--- Data Enclosed Below ---
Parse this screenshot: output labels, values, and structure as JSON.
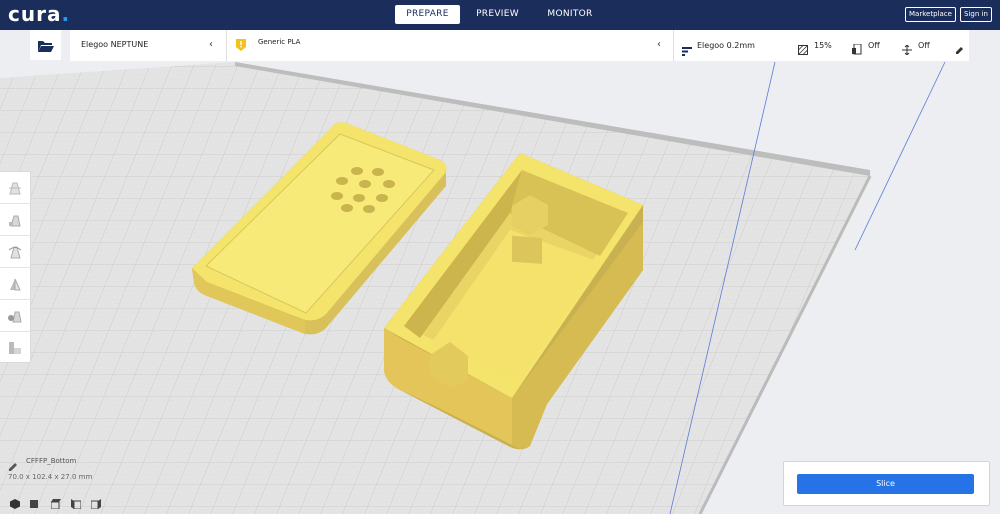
{
  "header": {
    "logo": "cura",
    "logo_dot": ".",
    "tabs": [
      {
        "label": "PREPARE",
        "active": true
      },
      {
        "label": "PREVIEW",
        "active": false
      },
      {
        "label": "MONITOR",
        "active": false
      }
    ],
    "marketplace_label": "Marketplace",
    "signin_label": "Sign in"
  },
  "toolbar": {
    "open_icon": "folder-open-icon",
    "printer_name": "Elegoo NEPTUNE",
    "material_name": "Generic PLA",
    "profile_name": "Elegoo 0.2mm",
    "infill": "15%",
    "support": "Off",
    "adhesion": "Off"
  },
  "tools": [
    "move-tool-icon",
    "scale-tool-icon",
    "rotate-tool-icon",
    "mirror-tool-icon",
    "per-model-settings-icon",
    "support-blocker-icon"
  ],
  "object": {
    "name": "CFFFP_Bottom",
    "dimensions": "70.0 x 102.4 x 27.0 mm"
  },
  "view_buttons": [
    "3d-view-icon",
    "front-view-icon",
    "top-view-icon",
    "left-view-icon",
    "right-view-icon"
  ],
  "slice": {
    "button_label": "Slice"
  },
  "colors": {
    "header_bg": "#1a2d5b",
    "accent_blue": "#2573e6",
    "model_yellow": "#f6e46a",
    "build_plate": "#e2e2e2"
  }
}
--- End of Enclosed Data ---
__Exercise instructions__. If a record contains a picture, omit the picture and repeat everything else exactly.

__Solution__.
Parse this screenshot: output labels, values, and structure as JSON.
{
  "header": {
    "logo": "cura",
    "logo_dot": ".",
    "tabs": [
      {
        "label": "PREPARE",
        "active": true
      },
      {
        "label": "PREVIEW",
        "active": false
      },
      {
        "label": "MONITOR",
        "active": false
      }
    ],
    "marketplace_label": "Marketplace",
    "signin_label": "Sign in"
  },
  "toolbar": {
    "open_icon": "folder-open-icon",
    "printer_name": "Elegoo NEPTUNE",
    "material_name": "Generic PLA",
    "profile_name": "Elegoo 0.2mm",
    "infill": "15%",
    "support": "Off",
    "adhesion": "Off"
  },
  "tools": [
    "move-tool-icon",
    "scale-tool-icon",
    "rotate-tool-icon",
    "mirror-tool-icon",
    "per-model-settings-icon",
    "support-blocker-icon"
  ],
  "object": {
    "name": "CFFFP_Bottom",
    "dimensions": "70.0 x 102.4 x 27.0 mm"
  },
  "view_buttons": [
    "3d-view-icon",
    "front-view-icon",
    "top-view-icon",
    "left-view-icon",
    "right-view-icon"
  ],
  "slice": {
    "button_label": "Slice"
  },
  "colors": {
    "header_bg": "#1a2d5b",
    "accent_blue": "#2573e6",
    "model_yellow": "#f6e46a",
    "build_plate": "#e2e2e2"
  }
}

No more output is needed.